We pray for a world in which even ordinary humanity fails so often.  We pray for government ministers in every nation.  We pray that those who lead and take on great responsibilities may not simply wish to seem great in the eyes of others, but may genuinely serve their people, searching continually for polices and strategies which will be for the good of all. We pray for the victims of war and violence among individuals and nations and all refugees.

Lord in your mercy; hear our prayer.


We pray for ourselves at St Clement and the surrounding area, for all we know and all those who need our love and support.  Please God help us in all we do today and help us to make the right decisions, giving us patience and understanding and the ability to see the bigger picture.

Lord in your mercy; hear our prayer.


Bless and guide Elizabeth our Queen, and all the royal family as they come to terms with the loss of Prince Philip, The Duke of Edinburgh. The Queen was 95 years old on Wednesday, her first birthday without her beloved husband.

Lord in your mercy; hear our prayer.


Lord we pray that you are able to provide solace and inspiration to those who feel detached from you at this moment.  Those who feel that you may not be present in their daily lives, or find it difficult to turn their thoughts towards you.  We pray that they are able to once again experience your ever present and glorifying nature and realize that you had never left them, but were always there, waiting.

Lord in your mercy; hear our prayer.


Good Shepherd of the sheep, we pray for the weak and vulnerable, for those who must live depending on others for every need, and for those who are bullied, or constantly despised. We pray for a greater reverence, one for another, for a greater willingness to uphold and encourage one another; we pray for healing and wholeness.

We remember the sick and suffering in the parish and beyond, all those recovering from and awaiting surgery and we ask God’s blessing and comfort on them. We pray for Susan, a much loved sister of Penny, Ken and Diane, Derrek and Linda, Sue, Kate, Martin and Liz.

Lord in your mercy; hear our prayer.


We pray for those who have died; we pray for all who are grieving for loved ones and find it difficult to cope with the great sorrow and loss they feel; we commend their loved ones to your unfailing care which lasts throughout this life and on into eternity.

Lord in your mercy; hear our prayer.



Good Shepherd of the sheep, we give you thanks that in you we are able to live through good and ill with abundance of life.

Merciful Father, accept these prayers for the sake of your Son, our Saviour, Jesus Christ.  Amen.


Gathering our prayers and praises into one,

let us pray with confidence as our risen Lord taught us;


Our Father, who art in heaven, hallowed be thy name; thy kingdom come; thy will be done on earth as it is in heaven.

Give us this day our daily bread. And forgive us our trespasses,

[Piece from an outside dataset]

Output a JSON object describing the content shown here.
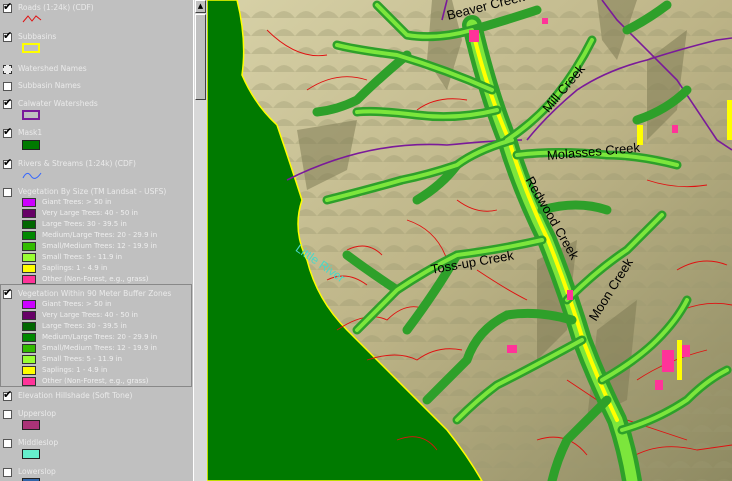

As we forgive those who trespass against us. And lead us not into temptation; but deliver us from evil. For thine is the kingdom,

the power and the glory, for ever and ever. Amen.


The Peace

The risen Christ came and stood among his disciples

and said, ‘Peace be with you.’

Then they were glad when they saw the risen Lord.

Alleluia!  May the peace of the risen Lord be always with us.



May the light of Christ surround us,

may the Love of God enfold us,

may the presence of God watch over us,

may the power of God protect us and those whom we love, 

and may we never forget that wherever we are, God is also.  Amen.








Page last updated: 22nd April 2021 1:23 PM